DNS issues can sometimes be tricky and involved to pinpoint and there are many concepts in how to create more redundant and resilient DNS records and fallbacks.
To help with this discussion, it’s helpful for everyone to know just a touch more about how Domain Name and DNS records work. Here are a few starter articles on how it all comes together.
It’s important to understand that, during an outage, the IP address that resolves when pinging the subdomain is responding to our tests or to tests from outside of the same region. In that case, it implies that there is not a problem with that server/hosting location of the site, but instead that there may be some other issue at hand.
Many times, the fact that some users in a local area could see/load the subdomain successfully and others could not shows that there was an inconsistent error/issue that could have been network-specific, carrier-specific or even a regional issue.
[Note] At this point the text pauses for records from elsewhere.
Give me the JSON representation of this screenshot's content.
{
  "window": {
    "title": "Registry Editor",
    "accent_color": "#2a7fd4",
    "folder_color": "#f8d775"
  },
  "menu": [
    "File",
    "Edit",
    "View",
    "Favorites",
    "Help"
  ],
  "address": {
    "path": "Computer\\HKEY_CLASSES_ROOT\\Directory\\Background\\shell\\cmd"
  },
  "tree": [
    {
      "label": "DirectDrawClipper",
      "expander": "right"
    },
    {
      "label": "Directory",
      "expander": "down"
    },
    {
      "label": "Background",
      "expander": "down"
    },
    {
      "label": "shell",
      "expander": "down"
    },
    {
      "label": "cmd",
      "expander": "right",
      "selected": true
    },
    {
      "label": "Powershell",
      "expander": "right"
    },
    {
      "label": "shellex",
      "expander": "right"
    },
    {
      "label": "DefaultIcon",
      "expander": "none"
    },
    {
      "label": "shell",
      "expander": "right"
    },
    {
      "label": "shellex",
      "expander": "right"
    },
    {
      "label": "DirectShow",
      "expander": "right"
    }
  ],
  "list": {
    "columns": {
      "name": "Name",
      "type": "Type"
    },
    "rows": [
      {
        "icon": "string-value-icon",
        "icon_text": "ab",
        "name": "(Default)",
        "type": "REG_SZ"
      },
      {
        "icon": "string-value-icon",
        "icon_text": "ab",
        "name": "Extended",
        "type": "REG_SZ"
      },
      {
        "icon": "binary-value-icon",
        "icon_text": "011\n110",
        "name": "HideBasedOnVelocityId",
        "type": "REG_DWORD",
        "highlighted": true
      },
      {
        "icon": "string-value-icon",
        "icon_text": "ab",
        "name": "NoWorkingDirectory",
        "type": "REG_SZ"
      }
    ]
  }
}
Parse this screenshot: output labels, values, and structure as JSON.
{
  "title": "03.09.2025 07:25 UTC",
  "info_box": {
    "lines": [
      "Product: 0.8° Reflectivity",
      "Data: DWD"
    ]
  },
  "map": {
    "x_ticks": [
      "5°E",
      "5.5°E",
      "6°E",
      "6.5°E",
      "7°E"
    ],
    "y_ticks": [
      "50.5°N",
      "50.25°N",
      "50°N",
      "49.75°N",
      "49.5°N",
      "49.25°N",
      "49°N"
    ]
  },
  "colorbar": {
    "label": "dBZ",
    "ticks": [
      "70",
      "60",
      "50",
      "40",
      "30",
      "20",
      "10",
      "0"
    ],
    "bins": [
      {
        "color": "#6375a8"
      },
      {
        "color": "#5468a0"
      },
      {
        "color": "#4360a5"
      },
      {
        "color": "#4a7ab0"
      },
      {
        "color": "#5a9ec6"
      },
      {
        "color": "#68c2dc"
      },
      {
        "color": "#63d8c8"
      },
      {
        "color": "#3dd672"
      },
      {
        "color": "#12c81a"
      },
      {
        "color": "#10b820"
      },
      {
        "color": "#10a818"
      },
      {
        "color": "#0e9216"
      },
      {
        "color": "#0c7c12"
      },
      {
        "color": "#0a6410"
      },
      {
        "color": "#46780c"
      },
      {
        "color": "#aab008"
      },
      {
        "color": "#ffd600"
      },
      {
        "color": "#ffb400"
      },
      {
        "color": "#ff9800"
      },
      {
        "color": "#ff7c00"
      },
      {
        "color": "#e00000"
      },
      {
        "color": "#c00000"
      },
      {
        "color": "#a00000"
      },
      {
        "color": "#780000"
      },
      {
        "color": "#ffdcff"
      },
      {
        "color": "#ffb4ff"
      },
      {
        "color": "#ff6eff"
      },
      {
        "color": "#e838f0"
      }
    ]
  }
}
We had a local client who experienced that issue at a California tradeshow when they couldn’t load their site from CA but everyone in NC could load the domain just fine. We found out later that the internet provider for them in CA was having major DNS issues that cleared up later that day.
There’s a useful tool called a Traceroute which lets you see all the steps (or hops) that are taken when you look up a website by domain name. This tool can help troubleshoot an issue of this type and we'll often recommend it to clients to test with. During a reported item, we'll use one to help diagnose by using a Visual Traceroute tool on the day of outage to see that from some locations would complete successfully, while for others it would die/stop in the middle. In those circumstances, calling the site by domain name would not work and the user would receive an error “domain/dns record cannot be found” type of message.
Another thing that complicates matters is that the DNS information can be read from multiple locations and stored/cached in other locations as well. This creates a scenario that can be arduous to troubleshoot, though possible with time. Some examples for these are that there can be the DNS records that you see when browsing from your phone, different cached DNS records pulled when loading from within an office network and different still when on another carrier.
Inside an Office Network, there can be local DNS records which are involved with local (internal only) subdomains, email, etc.
Outside World – The DNS records for the domain can be with services such as CloudFlare, Hubspot, etc., as well as with the main registrar.
How To Troubleshoot? - One of the main external testing tools that we recommend is a service called, “down for everyone or just me” which calls the domain name from their location. This removes any question of local/regional issues, or network issues, or local computer problems and tests to see whether a website is "down for everyone else or just for me." If their service says that a website is up... then the issue is likely a local one that needs to be further investigated.
SO, with the testing at the different levels and finding mixed successful and nonsuccessful results, another element that can be involved is local carrier and “path to the internet/dns” that can be experienced by users based on how/where they are connecting to the internet and what DNS servers those services are connecting to which eventually get to the final DNS record location...
These local type of outages, whether whole regions or specific to certain carriers, is something that can happen from time to time and recent ones associated with DDoS attacks have made news:
So, perhaps this helps explain a domain name related issue of local outage, or perhaps it makes it more confusing! In any case, if there is a DNS-related issue experienced, and it is temporary, then it should clear up in an afternoon. If it happens frequently or even a few times, then I would recommend further actions to help investigate and address the issue. Just let us know what you're seeing and experiencing and keep good notes! It will help us all work together to troubleshoot.